* [Your instructions]:
Each line of the material is to be written out exactly.

══════════════════════════════

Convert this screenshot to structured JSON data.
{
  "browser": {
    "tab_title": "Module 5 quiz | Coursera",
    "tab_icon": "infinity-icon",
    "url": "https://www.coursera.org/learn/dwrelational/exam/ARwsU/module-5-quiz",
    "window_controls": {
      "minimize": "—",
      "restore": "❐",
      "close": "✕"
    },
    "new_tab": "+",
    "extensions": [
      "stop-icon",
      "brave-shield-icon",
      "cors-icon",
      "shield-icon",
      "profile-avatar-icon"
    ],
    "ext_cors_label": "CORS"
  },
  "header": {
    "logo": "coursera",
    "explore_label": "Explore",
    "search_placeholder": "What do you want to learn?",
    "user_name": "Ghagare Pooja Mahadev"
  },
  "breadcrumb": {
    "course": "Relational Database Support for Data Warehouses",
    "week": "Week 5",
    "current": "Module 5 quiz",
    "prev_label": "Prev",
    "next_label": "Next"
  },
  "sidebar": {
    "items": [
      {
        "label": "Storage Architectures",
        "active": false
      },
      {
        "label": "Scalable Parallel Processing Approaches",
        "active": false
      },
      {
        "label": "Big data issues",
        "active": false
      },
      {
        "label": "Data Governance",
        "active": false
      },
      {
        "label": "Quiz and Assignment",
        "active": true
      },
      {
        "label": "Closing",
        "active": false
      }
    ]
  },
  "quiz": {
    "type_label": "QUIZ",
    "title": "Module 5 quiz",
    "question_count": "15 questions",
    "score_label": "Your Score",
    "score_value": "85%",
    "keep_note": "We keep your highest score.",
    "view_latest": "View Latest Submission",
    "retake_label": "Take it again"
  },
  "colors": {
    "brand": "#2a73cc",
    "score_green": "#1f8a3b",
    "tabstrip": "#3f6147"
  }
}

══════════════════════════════

* [Result below]:
Convert this screenshot to structured JSON data.
{
  "browser": {
    "tab_title": "Module 5 quiz | Coursera",
    "tab_icon": "infinity-icon",
    "url": "https://www.coursera.org/learn/dwrelational/exam/ARwsU/module-5-quiz",
    "window_controls": {
      "minimize": "—",
      "restore": "❐",
      "close": "✕"
    },
    "new_tab": "+",
    "extensions": [
      "stop-icon",
      "brave-shield-icon",
      "cors-icon",
      "shield-icon",
      "profile-avatar-icon"
    ],
    "ext_cors_label": "CORS"
  },
  "header": {
    "logo": "coursera",
    "explore_label": "Explore",
    "search_placeholder": "What do you want to learn?",
    "user_name": "Ghagare Pooja Mahadev"
  },
  "breadcrumb": {
    "course": "Relational Database Support for Data Warehouses",
    "week": "Week 5",
    "current": "Module 5 quiz",
    "prev_label": "Prev",
    "next_label": "Next"
  },
  "sidebar": {
    "items": [
      {
        "label": "Storage Architectures",
        "active": false
      },
      {
        "label": "Scalable Parallel Processing Approaches",
        "active": false
      },
      {
        "label": "Big data issues",
        "active": false
      },
      {
        "label": "Data Governance",
        "active": false
      },
      {
        "label": "Quiz and Assignment",
        "active": true
      },
      {
        "label": "Closing",
        "active": false
      }
    ]
  },
  "quiz": {
    "type_label": "QUIZ",
    "title": "Module 5 quiz",
    "question_count": "15 questions",
    "score_label": "Your Score",
    "score_value": "85%",
    "keep_note": "We keep your highest score.",
    "view_latest": "View Latest Submission",
    "retake_label": "Take it again"
  },
  "colors": {
    "brand": "#2a73cc",
    "score_green": "#1f8a3b",
    "tabstrip": "#3f6147"
  }
}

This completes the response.